Don has always been a prolific letter writer. In our scrapbook I have numerous letters to the editor that were printed, and a few copies of some that weren’t. He sent helpful suggestions for improvement, to people or institutions, on many occasions — as a result of which we have a vitriolic reply from poet Les Murray (Don loved Murray’s poem “The Whip” but suggested some other images that could have been included) and a huffy two page lecture from Art Gallery Director Edmund Capon (years ago, when Don’s comment that aboriginal art should have a more visible presence than down in the semi-basement did not endear).
Anyway, it seems that in this area as in many others, as Don is unable to do something, the mantle has fallen to me. I find myself writing letters to the editor about various issues quite frequently. Mostly none of them see the light of day.
However, last week I wrote to columnist Peter Fitzsimons, head of the Republican movement, avowed atheist, and one of the best columnists around. He had written a piece extolling the virtues of the Kings Cross Medically Supervised Injecting Centre and I wrote to him:
An avid reader of your columns, I respect your devout atheism but thought you might be broad-minded enough to acknowledge that the Kings Cross injecting room about which you were so affirming is actually run by the Uniting Church. To be accurate, it is run by “Uniting Care” the social justice arm of the Uniting Church.
Just thought it worth mentioning as I note that devout atheists seldom miss a chance to note the dreadful things that sometimes happen in the name of the church and so perhaps it is worth swallowing hard, gritting the teeth, and admitting that sometimes the church is doing something good.
I of course told Don what I had done and he was completely stoked. He beamed non-stop and asked me to read it again to him several times. And then, to his credit, Peter Fitzsimons did indeed acknowledge what I had written, and without naming me, the following week his column said this:
Thumbs up to injecting room
Have an educated guess how much flak I took last week for my contention that, despite how counter-intuitive it might seem, it actually IS the best health policy to give clean needles to pregnant 16-year-old drug addicts in the Kings Cross Medically Supervised Injecting Centre. (For, however appalling an act it is for the 16-year-old to so inject herself, the alternative is all too frequently for her to use infected, used needles in dark alleys – which is even worse for mother and foetus.)

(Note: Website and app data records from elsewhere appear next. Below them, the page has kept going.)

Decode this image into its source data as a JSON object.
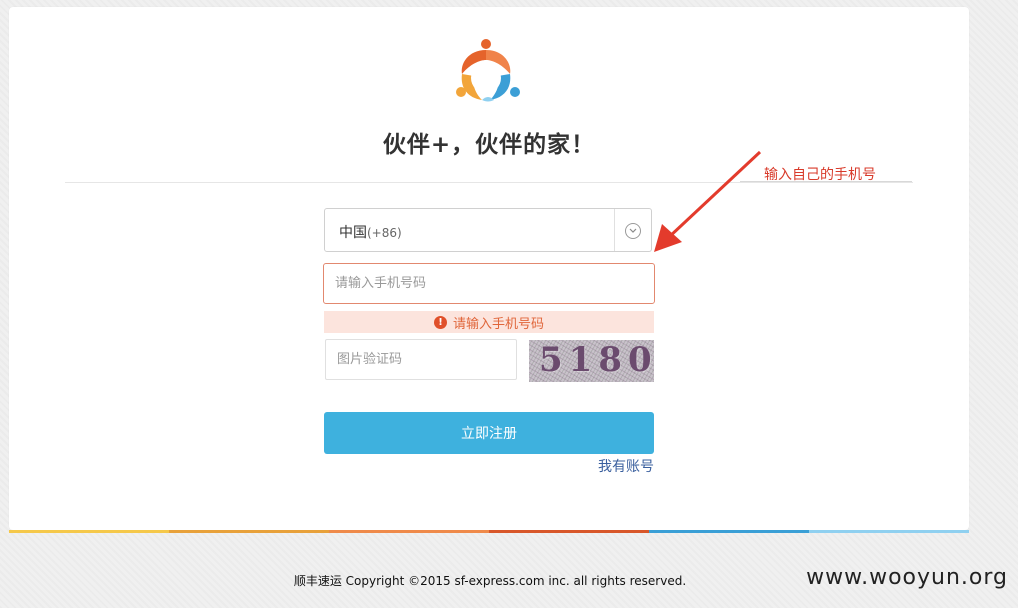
{
  "header": {
    "logo_icon": "partner-people-icon",
    "headline": "伙伴+，伙伴的家！"
  },
  "form": {
    "country_name": "中国",
    "country_code": "(+86)",
    "phone_placeholder": "请输入手机号码",
    "error_message": "请输入手机号码",
    "captcha_placeholder": "图片验证码",
    "captcha_text": "5180",
    "register_label": "立即注册",
    "login_link": "我有账号"
  },
  "annotation": {
    "text": "输入自己的手机号",
    "color": "#d83a2a"
  },
  "footer": {
    "copyright": "顺丰速运 Copyright ©2015 sf-express.com inc. all rights reserved."
  },
  "watermark": "www.wooyun.org",
  "colors": {
    "accent": "#3eb1de",
    "error": "#e0663b",
    "strip": [
      "#f5c84a",
      "#e8a13a",
      "#ef8a4a",
      "#d8572a",
      "#3a9fd6",
      "#8fd0f0"
    ]
  }
}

The answer is, just about no flak. There were one or two narky and ignorant tweets, but 98 per cent of the reaction was regretful agreement. That is how far we have come and why it is not only moral madness, but political madness, for the Baird government to try to block access to the injecting centre to pregnant women. In terms of emails received, however, one lady did make a fair point.
“The Kings Cross injecting room,” she writes, “about which you were so affirming, is actually run by Uniting Care, the social justice arm of the Uniting Church. Just thought it worth mentioning as I note that devout atheists seldom miss a chance to note the dreadful things that sometimes happen in the name of the church and so perhaps it is worth swallowing hard, gritting the teeth, and admitting that sometimes the church is doing something good.”
Bravo, Uniting Church.
Don has glowed this whole week on account of the letter and response. When Luke the cleaner comes into his room with a mop, Don will say to him, Have you heard of Peter Fitzsimons?- read him the letters, Barb. When Mel brings in his tray with lunch, he wants me to read to her, and anyone else who wanders in.
The thing is, he now refers to it as “our” letter, and, Barb can you read that letter “we” wrote to Peter Fitzsimons, and his reply.
Which of course warms my heart and makes me think I should try to do “Don” things more often on his behalf.